Go through the records and extract every line with the word "screenshot".
═══ Provided material ═══
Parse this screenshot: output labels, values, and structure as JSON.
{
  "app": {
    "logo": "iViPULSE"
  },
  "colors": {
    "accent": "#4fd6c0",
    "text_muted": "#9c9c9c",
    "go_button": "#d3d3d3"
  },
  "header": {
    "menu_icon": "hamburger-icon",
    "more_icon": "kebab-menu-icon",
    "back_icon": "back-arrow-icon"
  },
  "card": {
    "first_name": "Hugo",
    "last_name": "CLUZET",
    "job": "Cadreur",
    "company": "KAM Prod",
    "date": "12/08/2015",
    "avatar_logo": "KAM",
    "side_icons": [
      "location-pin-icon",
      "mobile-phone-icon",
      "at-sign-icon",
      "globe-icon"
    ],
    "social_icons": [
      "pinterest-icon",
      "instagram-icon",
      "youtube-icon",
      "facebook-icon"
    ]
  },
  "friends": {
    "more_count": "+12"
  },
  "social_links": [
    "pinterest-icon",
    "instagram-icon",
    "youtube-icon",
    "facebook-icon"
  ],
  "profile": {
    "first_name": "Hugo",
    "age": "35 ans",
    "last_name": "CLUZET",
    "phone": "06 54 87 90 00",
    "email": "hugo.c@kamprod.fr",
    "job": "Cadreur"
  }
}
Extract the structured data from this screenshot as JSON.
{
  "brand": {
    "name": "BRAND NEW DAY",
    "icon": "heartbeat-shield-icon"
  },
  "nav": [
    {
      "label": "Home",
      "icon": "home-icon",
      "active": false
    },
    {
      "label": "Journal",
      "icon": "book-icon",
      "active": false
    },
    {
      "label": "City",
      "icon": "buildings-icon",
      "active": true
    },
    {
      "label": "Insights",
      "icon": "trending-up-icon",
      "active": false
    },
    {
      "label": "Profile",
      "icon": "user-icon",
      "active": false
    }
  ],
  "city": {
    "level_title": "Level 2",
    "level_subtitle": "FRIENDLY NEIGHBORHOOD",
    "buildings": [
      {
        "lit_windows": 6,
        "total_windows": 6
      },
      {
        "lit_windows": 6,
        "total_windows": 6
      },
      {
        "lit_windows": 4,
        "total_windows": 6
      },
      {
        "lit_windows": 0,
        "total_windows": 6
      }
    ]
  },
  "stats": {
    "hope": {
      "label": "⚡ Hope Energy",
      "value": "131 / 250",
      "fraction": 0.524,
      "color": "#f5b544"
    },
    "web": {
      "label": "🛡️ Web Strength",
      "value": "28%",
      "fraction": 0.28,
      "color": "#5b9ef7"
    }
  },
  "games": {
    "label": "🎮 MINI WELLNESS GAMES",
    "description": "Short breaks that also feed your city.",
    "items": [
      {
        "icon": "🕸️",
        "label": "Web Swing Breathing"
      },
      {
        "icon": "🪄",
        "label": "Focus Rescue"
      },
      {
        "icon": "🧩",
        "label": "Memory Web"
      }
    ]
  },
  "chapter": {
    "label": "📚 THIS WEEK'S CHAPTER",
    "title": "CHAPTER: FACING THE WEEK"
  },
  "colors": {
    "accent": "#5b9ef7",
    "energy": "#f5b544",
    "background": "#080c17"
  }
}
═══
### Solution:
Parse this screenshot: output labels, values, and structure as JSON.
Extract the structured data from this screenshot as JSON.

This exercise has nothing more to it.